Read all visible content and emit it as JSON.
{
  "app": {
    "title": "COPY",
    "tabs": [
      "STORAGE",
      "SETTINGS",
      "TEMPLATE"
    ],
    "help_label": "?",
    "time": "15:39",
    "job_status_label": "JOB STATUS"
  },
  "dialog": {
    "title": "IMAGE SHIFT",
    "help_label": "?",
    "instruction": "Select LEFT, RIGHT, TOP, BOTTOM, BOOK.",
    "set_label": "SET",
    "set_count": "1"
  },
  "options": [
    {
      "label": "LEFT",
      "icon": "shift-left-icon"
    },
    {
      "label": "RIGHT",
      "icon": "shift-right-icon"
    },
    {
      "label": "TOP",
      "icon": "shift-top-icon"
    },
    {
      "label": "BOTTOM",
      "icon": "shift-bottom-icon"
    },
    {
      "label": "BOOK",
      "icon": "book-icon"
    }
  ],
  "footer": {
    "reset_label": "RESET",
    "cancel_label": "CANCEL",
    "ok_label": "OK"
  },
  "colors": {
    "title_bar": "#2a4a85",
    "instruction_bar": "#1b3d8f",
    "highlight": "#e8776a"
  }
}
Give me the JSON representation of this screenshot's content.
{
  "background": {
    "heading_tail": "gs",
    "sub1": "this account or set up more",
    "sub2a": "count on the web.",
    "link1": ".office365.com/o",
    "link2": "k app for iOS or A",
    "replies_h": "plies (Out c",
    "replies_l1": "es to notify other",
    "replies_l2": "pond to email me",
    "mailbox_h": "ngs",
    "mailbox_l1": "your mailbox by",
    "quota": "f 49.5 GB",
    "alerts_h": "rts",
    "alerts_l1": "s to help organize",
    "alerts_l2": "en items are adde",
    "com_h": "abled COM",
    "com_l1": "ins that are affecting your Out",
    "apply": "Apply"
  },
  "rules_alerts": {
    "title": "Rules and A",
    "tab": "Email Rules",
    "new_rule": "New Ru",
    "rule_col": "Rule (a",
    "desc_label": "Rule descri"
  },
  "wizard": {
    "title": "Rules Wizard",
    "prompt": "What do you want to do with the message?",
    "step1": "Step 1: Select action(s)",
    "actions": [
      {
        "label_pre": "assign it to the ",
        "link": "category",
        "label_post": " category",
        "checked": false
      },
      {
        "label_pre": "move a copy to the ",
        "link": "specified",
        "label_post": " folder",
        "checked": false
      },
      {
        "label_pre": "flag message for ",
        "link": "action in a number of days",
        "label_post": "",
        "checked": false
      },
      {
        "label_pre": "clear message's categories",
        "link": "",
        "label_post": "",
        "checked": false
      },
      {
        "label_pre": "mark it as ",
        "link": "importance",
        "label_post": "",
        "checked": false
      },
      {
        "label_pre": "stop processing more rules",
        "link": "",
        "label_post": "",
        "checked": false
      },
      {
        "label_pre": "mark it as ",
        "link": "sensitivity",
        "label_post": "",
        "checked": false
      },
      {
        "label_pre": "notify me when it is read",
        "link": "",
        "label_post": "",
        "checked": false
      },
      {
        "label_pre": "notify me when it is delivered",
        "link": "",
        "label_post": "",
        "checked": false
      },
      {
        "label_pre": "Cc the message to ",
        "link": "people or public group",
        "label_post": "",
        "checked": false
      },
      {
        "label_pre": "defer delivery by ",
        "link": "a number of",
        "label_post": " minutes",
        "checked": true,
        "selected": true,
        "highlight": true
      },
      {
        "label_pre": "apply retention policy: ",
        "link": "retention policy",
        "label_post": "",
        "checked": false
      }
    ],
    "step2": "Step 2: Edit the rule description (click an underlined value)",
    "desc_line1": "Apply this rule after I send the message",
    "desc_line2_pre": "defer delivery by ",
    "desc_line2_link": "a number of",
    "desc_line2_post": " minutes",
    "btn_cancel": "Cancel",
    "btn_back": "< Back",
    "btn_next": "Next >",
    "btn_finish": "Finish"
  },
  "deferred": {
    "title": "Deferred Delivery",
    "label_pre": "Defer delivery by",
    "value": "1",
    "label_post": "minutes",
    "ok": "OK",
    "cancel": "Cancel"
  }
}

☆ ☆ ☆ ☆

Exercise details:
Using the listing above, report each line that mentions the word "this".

The completed task:
Give me the JSON representation of this screenshot's content.
    "sub1": "this account or set up more",
    "desc_line1": "Apply this rule after I send the message",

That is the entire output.